The problem seemed to be in the power management.
Continue reading Windows 10 can’t connect to this network – solved
What was the first successful home computer? Some people would argue it was the Apple II, the TRS-80 Model I, or perhaps even the Apple I. But I argue it was Commodore’s VIC-20.
Continue reading The first successful home computer: Commodore VIC-20
“Daniel” from “Microsoft” called me the other day. The number looked halfway legit so I picked up. He out and out claimed to be from Microsoft and said he was getting alerts from my computer. His voice sounded familiar–I think I’d talked to him before.
“Which computer?” I asked.
“Your Microsoft computer,” he said.
Continue reading I read Microsoft’s site to a “Microsoft” scammer
Someone asked me how to estimate the required wattage for Marx accessories. Although I don’t recall Marx ever issuing any specific guidance, it’s easy to do yourself.
Continue reading Required wattage for Marx accessories
Insurance companies are starting to offer discounts if you plug one of their devices, often called a RightTrack or SnapShot, into your car’s ODB2 port.
One of my college buddies asked me about them when his insurance company offered his family a 5% discount to plug these into their cars, and then make them eligible for up to another 25%. Those are compelling numbers.
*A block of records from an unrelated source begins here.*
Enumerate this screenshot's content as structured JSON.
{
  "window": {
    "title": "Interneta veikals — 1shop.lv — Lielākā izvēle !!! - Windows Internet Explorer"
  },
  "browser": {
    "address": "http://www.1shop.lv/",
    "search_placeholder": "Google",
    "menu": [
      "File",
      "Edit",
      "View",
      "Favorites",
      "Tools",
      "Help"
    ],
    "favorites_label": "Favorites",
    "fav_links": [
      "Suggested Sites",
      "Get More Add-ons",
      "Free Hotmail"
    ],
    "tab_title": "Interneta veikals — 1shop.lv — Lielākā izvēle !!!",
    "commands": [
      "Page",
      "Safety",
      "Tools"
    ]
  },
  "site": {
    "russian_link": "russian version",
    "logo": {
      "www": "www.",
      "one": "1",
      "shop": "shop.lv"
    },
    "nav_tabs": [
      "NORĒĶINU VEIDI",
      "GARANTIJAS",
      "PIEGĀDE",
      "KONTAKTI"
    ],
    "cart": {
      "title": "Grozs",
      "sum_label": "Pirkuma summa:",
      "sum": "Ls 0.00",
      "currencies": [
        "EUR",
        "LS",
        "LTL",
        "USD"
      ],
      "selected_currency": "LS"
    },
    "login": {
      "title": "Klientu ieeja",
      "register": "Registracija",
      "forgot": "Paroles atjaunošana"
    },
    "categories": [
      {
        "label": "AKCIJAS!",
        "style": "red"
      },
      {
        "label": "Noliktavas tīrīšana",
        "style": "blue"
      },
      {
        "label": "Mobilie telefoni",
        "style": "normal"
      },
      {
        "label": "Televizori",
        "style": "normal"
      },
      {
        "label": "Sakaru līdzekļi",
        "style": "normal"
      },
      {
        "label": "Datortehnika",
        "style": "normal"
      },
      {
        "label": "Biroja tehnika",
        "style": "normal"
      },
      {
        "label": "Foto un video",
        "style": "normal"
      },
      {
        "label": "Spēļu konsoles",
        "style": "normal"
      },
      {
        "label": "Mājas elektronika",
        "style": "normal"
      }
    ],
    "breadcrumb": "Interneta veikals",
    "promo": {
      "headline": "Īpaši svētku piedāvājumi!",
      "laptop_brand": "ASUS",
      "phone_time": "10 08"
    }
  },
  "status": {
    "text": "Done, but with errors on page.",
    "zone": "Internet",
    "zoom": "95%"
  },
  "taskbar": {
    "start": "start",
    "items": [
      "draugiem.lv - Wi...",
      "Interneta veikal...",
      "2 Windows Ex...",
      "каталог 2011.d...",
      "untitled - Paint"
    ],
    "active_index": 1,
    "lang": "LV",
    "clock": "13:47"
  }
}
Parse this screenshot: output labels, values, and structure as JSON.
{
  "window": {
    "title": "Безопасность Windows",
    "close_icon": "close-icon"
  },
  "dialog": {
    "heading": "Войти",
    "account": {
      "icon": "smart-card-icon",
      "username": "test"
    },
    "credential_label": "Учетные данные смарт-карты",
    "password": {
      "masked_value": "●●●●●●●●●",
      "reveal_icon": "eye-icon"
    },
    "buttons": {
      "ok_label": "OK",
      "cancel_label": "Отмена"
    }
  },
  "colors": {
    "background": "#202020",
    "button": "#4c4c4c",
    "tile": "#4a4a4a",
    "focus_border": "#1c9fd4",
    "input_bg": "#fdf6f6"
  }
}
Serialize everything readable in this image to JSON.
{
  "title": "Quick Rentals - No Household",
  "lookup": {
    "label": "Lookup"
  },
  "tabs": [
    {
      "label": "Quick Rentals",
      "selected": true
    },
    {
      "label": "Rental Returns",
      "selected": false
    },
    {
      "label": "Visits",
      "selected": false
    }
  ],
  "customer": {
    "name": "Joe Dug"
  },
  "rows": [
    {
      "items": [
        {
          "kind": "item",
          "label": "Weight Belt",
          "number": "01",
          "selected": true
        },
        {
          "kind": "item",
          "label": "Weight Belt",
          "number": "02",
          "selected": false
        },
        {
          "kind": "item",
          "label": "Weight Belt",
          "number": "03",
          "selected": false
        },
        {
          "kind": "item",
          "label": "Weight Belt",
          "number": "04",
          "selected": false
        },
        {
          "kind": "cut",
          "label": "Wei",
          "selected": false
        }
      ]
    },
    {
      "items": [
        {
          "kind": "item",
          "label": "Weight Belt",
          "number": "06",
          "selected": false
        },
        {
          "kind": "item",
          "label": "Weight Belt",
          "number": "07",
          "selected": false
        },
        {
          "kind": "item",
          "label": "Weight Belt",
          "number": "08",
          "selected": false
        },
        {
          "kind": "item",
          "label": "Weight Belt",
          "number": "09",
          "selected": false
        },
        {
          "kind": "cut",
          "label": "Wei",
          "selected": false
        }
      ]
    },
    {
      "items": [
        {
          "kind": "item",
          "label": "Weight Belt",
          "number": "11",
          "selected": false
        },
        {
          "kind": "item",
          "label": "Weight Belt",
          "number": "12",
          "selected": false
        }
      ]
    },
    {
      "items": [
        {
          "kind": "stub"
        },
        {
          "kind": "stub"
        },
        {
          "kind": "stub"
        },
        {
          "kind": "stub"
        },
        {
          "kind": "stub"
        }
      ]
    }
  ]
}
So what are the potential drawbacks?
Continue reading Pros and cons of RightTrack or SnapShot devices
I’ve talked before about replacing a power cord on a transformer, but for whatever reason, I forgot to mention a cheap source of replacement power cords that also provide a safety improvement.
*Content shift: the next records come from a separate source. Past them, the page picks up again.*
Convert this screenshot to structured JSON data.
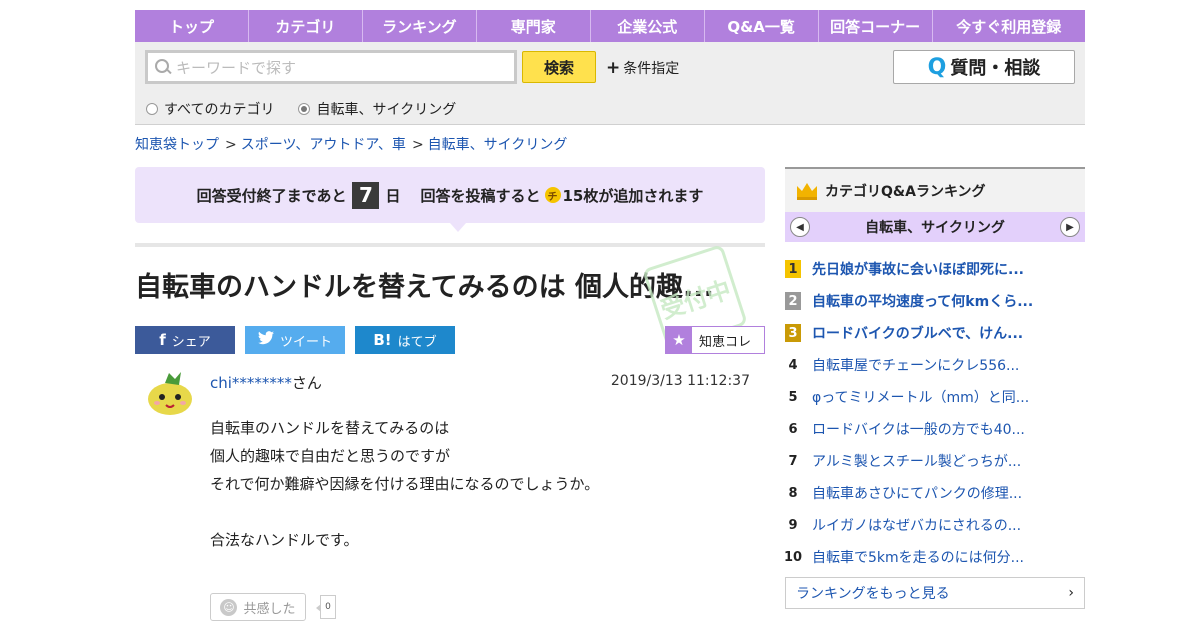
{
  "nav": [
    "トップ",
    "カテゴリ",
    "ランキング",
    "専門家",
    "企業公式",
    "Q&A一覧",
    "回答コーナー",
    "今すぐ利用登録"
  ],
  "search": {
    "placeholder": "キーワードで探す",
    "button": "検索",
    "condition": "条件指定",
    "ask_button": "質問・相談",
    "ask_q": "Q"
  },
  "scope": [
    {
      "label": "すべてのカテゴリ",
      "selected": false
    },
    {
      "label": "自転車、サイクリング",
      "selected": true
    }
  ],
  "breadcrumb": [
    "知恵袋トップ",
    "スポーツ、アウトドア、車",
    "自転車、サイクリング"
  ],
  "notice": {
    "before": "回答受付終了まであと",
    "days": "7",
    "unit": "日",
    "middle": "回答を投稿すると",
    "coin": "チ",
    "after": "15枚が追加されます"
  },
  "question": {
    "title": "自転車のハンドルを替えてみるのは 個人的趣...",
    "stamp": "受付中",
    "user": "chi********",
    "user_suffix": "さん",
    "date": "2019/3/13  11:12:37",
    "body": [
      "自転車のハンドルを替えてみるのは",
      "個人的趣味で自由だと思うのですが",
      "それで何か難癖や因縁を付ける理由になるのでしょうか。",
      "",
      "合法なハンドルです。"
    ],
    "empathy_label": "共感した",
    "empathy_count": "0"
  },
  "share": {
    "facebook": "シェア",
    "twitter": "ツイート",
    "hatena": "はてブ",
    "hatena_icon": "B!",
    "collect": "知恵コレ"
  },
  "ranking": {
    "title": "カテゴリQ&Aランキング",
    "category": "自転車、サイクリング",
    "items": [
      {
        "rank": "1",
        "text": "先日娘が事故に会いほぼ即死に..."
      },
      {
        "rank": "2",
        "text": "自転車の平均速度って何kmくら..."
      },
      {
        "rank": "3",
        "text": "ロードバイクのブルベで、けん..."
      },
      {
        "rank": "4",
        "text": "自転車屋でチェーンにクレ556..."
      },
      {
        "rank": "5",
        "text": "φってミリメートル（mm）と同..."
      },
      {
        "rank": "6",
        "text": "ロードバイクは一般の方でも40..."
      },
      {
        "rank": "7",
        "text": "アルミ製とスチール製どっちが..."
      },
      {
        "rank": "8",
        "text": "自転車あさひにてパンクの修理..."
      },
      {
        "rank": "9",
        "text": "ルイガノはなぜバカにされるの..."
      },
      {
        "rank": "10",
        "text": "自転車で5kmを走るのには何分..."
      }
    ],
    "more": "ランキングをもっと見る"
  },
  "colors": {
    "accent": "#b180dd",
    "search_button": "#ffe14d",
    "notice_bg": "#ede3fb",
    "link": "#1d56b0"
  }
}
Use a 3-prong computer power cord.
Continue reading Putting a 3-prong grounded plug on a transformer
CP/M was, as you probably know, the first popular microcomputer operating system. It was good but imperfect, and its cryptic command for copying files, PIP, is often cited as an example. Copy makes sense. Even the Unix equivalent, cp, makes sense–it’s copy without the vowels. But what does PIP mean? What’s the origin of CP/M’s PIP command?
Continue reading Origin of CP/M’s PIP command
Someone I know got a tech support scam popup that said their computer was being hacked. I said to bring the computer over. I wanted to see it.
I found the malicious site in the browser history–I’ll tell you how to do that after I finish my story–and pulled the page back up. The computer played an MP3 file with a scary-sounding message and urged me to call an 888 number. So I called. I got voicemail. I left a message.
Continue reading A scammer called me a fraud
Most buying guides for monitors assume you’re buying a really expensive monitor for gaming. But there’s a lot more to look for than refresh rate and response time.
A good monitor can last 10 years and multiple computers, so it pays to make a good decision when buying one, even when you’re not spending $500. There can be a significant difference even between two $100 models, or between a $60 model and a $70 model, that will save you money in the long run.
Continue reading What to look for in a monitor
New computer, old monitor: I see questions fairly frequently about using a new computer and older monitor together. More often than not, it’s possible to do, but you may need to know where to look for the cables and adapters you’ll need.
Here’s some help.
Continue reading New computer, old monitor